The coach provided the means of getting on meets and an enviable camaraderie in the days when most members were too young to go into pubs. It had its down side, though, particularly in respect of access. The narrow bridge at Seatoller was not negotiable by coach and, for the frequent meets at Seathwaite, we had to walk along the road carrying all our tents, food, stoves and climbing gear before camping at the foot of Sourmilk Ghyll. On Patterdale meets, we would have to walk similarly encumbered up the steep twisty road at the start of Grisedale to camp near the river where, nowadays, not even parking is allowed.
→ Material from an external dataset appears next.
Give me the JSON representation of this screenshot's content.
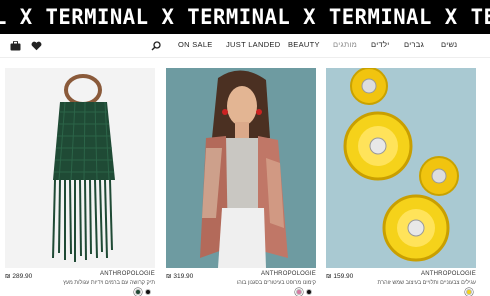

As the club developed, sets of opposing cliques began to form. There were those old enough to go into pubs (and those who went in anyway) versus those who didn’t and thought that an evening round the campfire should be encouraged. There were the climbers versus the walkers arguing about where meets should be held to favour their own particular interest. There were those who supported one group of adult leaders versus those who favoured another adult group. There were those who could get (cheaper) lifts in cars, thereby making it more expensive for those who had to use the coach.

The results of the in-fighting were reductions in the numbers of members so that a coach was no longer viable anyway. Transport to meets was by cramming into whatever dilapidated vans and cars were available. I remember a particularly interesting journey to a Llanberis camping meet one Whit as pillion passenger on a Honda 50 long before the M62 was thought of!

Decline and Rebirth

1965 saw the terminal decline of the LYMC, at the committee meeting on 14th March, 1965, it was felt that LYMC had become unviable. It had a membership of only 30, (a third of them on the committee) and an unwieldy constitution, due in part to the internal politics mentioned earlier. An Extraordinary Annual General Meeting was arranged for Friday, 21st May at Salem Congregational Church to ratify the committee’s decision to dissolve the club.

The EGM had the good sense to defeat the motion to dissolve the club. Instead, it suspended the constitution and elected a Chairman with a committee of six with a mandate to put the club’s affairs on a satisfactory footing. After a few weeks of frenetic activity, the name of the club was changed to Leeds Mountaineering Club and a new constitution emerged - this has remained remarkably unchanged to the present day - acknowledging that most of the members were adult anyway and setting the scene for development and advance.

One of the most far-sighted innovations was to organise social events on the 1st and 3rd Tuesdays of each month at the Victorian bar of the Royal Hotel, Lower Briggate. The first of these was on Tuesday 15th June 1965.

Meets were arranged for Horton-in-Ribblesdale for June 26th, Arncliffe for July 24th and North Wales for October 1st, 2nd and 3rd. Subscriptions were set at 10/-d for over 18’s and 7/6d for under 18’s.

The October 1965 Newsletter reported, amongst more interesting matters, that Paul Exley (one of the original six committee members) had been elected as Honorary Secretary. The only other members of that time who are still around are Chris Sowden and Richard Tolley.

Cae Amos History